→ WHAT YOU WILL DO
Looking through the records that follow, determine how many lines contain "right" and reply with that number alone.

→ SUPPLIED MATERIAL

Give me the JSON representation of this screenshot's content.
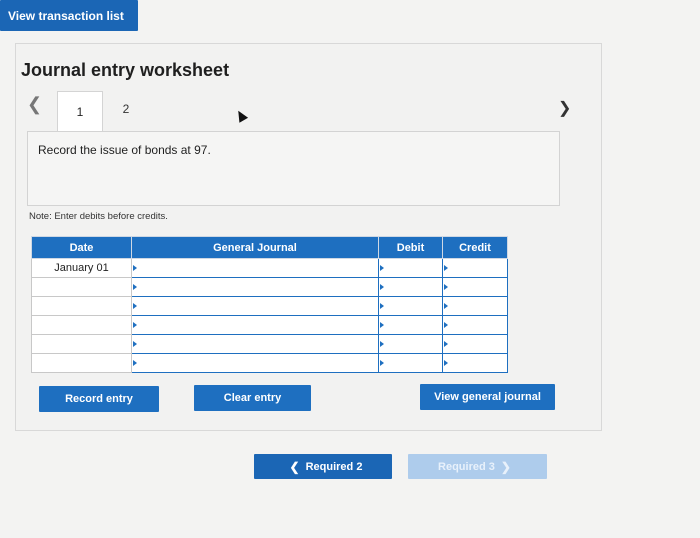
{
  "header": {
    "view_transactions_label": "View transaction list"
  },
  "worksheet": {
    "title": "Journal entry worksheet",
    "tabs": [
      {
        "label": "1",
        "active": true
      },
      {
        "label": "2",
        "active": false
      }
    ],
    "instruction": "Record the issue of bonds at 97.",
    "note": "Note: Enter debits before credits."
  },
  "table": {
    "columns": [
      "Date",
      "General Journal",
      "Debit",
      "Credit"
    ],
    "rows": [
      {
        "date": "January 01",
        "account": "",
        "debit": "",
        "credit": ""
      },
      {
        "date": "",
        "account": "",
        "debit": "",
        "credit": ""
      },
      {
        "date": "",
        "account": "",
        "debit": "",
        "credit": ""
      },
      {
        "date": "",
        "account": "",
        "debit": "",
        "credit": ""
      },
      {
        "date": "",
        "account": "",
        "debit": "",
        "credit": ""
      },
      {
        "date": "",
        "account": "",
        "debit": "",
        "credit": ""
      }
    ]
  },
  "actions": {
    "record_entry": "Record entry",
    "clear_entry": "Clear entry",
    "view_general_journal": "View general journal"
  },
  "pager": {
    "prev_label": "Required 2",
    "next_label": "Required 3"
  },
  "icons": {
    "prev": "chevron-left-icon",
    "next": "chevron-right-icon",
    "entry_marker": "triangle-right-icon",
    "cursor": "mouse-pointer-icon"
  },
  "colors": {
    "primary": "#1e6fc0",
    "primary_disabled": "#aeccec",
    "panel_background": "#f2f2f1"
  }
}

→ ANSWER TO THE EXERCISE
2